For the word "COLLAR", report how many lines of the records below contain it, and nothing more.

********************

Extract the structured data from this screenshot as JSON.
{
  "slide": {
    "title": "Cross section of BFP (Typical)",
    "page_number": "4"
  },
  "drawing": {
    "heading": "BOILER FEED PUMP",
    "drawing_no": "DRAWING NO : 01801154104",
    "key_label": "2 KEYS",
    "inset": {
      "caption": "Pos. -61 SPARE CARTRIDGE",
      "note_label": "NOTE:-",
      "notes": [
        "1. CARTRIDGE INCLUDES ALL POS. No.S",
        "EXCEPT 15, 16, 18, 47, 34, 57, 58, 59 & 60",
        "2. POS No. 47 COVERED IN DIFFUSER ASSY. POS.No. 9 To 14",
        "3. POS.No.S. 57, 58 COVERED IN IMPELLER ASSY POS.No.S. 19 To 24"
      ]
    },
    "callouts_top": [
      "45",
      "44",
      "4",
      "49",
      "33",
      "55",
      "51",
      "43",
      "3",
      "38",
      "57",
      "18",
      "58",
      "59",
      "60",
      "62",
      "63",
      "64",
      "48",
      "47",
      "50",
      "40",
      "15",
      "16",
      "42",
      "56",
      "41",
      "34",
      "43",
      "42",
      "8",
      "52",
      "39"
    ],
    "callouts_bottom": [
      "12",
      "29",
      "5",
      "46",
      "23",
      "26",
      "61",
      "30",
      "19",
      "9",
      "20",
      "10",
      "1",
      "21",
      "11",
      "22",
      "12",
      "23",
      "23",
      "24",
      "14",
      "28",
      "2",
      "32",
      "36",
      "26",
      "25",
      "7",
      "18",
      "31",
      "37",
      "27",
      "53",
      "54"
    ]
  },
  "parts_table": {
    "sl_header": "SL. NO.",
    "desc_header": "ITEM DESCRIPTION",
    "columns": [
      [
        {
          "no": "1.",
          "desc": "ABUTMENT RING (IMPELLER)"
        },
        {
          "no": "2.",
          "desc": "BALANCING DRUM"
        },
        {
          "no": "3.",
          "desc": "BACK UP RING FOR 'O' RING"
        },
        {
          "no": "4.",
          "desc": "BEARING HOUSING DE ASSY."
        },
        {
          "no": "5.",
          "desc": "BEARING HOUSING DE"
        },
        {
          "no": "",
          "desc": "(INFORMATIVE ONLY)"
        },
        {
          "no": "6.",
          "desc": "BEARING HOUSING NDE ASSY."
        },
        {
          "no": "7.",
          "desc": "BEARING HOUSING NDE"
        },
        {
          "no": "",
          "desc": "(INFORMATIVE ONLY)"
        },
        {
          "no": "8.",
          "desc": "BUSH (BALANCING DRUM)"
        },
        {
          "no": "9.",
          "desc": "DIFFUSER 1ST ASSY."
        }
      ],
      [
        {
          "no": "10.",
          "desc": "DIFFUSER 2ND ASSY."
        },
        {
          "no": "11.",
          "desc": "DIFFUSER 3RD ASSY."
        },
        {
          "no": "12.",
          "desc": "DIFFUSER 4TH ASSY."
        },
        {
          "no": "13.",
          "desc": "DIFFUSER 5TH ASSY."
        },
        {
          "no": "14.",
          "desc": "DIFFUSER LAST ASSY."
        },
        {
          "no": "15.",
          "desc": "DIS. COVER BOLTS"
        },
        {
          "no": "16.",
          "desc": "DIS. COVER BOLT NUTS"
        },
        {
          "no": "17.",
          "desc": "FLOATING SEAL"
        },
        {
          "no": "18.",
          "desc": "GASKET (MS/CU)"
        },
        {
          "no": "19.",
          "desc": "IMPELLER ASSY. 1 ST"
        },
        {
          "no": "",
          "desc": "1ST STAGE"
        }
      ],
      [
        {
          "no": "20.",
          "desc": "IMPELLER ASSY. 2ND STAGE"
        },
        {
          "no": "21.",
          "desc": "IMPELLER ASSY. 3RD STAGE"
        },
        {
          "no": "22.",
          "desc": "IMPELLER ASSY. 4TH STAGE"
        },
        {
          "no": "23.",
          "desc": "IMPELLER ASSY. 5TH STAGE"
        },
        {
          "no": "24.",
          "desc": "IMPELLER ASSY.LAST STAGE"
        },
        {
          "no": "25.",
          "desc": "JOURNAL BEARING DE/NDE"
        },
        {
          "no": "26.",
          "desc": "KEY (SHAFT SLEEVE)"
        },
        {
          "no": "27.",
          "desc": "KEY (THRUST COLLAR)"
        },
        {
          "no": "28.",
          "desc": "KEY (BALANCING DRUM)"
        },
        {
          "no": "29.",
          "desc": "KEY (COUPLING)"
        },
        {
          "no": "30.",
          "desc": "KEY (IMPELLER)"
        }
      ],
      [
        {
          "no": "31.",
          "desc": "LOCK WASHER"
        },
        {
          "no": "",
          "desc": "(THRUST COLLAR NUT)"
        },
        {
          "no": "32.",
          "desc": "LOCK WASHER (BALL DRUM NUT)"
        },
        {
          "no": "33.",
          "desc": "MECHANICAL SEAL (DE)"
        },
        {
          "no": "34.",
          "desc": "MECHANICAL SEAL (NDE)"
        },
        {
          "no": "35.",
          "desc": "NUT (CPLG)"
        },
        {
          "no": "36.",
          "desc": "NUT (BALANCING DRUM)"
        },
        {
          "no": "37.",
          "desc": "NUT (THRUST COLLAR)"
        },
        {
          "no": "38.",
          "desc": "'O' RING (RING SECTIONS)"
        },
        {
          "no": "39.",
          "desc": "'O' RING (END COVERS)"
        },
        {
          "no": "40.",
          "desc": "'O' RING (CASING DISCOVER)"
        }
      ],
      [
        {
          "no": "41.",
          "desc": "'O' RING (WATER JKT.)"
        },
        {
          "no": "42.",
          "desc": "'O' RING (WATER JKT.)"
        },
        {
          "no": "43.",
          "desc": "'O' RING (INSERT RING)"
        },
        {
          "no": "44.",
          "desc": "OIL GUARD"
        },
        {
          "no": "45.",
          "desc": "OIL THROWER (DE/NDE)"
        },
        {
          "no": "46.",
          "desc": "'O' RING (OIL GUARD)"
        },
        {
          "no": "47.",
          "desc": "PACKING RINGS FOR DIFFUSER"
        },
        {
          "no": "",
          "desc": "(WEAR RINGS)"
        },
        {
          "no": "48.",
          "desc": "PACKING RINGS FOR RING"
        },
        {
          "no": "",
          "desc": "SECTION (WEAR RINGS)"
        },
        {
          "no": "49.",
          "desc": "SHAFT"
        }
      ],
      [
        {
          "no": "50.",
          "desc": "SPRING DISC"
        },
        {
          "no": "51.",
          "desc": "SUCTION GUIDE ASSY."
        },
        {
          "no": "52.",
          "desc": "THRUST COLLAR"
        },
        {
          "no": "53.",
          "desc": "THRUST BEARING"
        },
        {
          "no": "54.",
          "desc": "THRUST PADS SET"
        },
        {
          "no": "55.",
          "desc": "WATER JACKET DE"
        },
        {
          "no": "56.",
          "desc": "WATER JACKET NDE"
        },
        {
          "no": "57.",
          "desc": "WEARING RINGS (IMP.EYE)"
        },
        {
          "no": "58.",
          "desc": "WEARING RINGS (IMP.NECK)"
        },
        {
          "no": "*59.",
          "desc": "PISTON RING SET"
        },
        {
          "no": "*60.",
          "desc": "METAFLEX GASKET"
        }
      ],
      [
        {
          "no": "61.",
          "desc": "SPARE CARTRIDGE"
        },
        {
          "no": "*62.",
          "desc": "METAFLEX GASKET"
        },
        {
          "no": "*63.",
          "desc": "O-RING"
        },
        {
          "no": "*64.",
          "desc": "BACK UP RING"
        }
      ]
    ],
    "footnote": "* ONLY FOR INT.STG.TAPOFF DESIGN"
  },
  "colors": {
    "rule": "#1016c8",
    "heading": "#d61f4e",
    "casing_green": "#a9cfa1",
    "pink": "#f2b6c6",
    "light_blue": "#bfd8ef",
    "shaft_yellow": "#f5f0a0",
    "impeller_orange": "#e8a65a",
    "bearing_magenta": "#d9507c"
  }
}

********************

- SOLUTION FOR THIS TASK: 4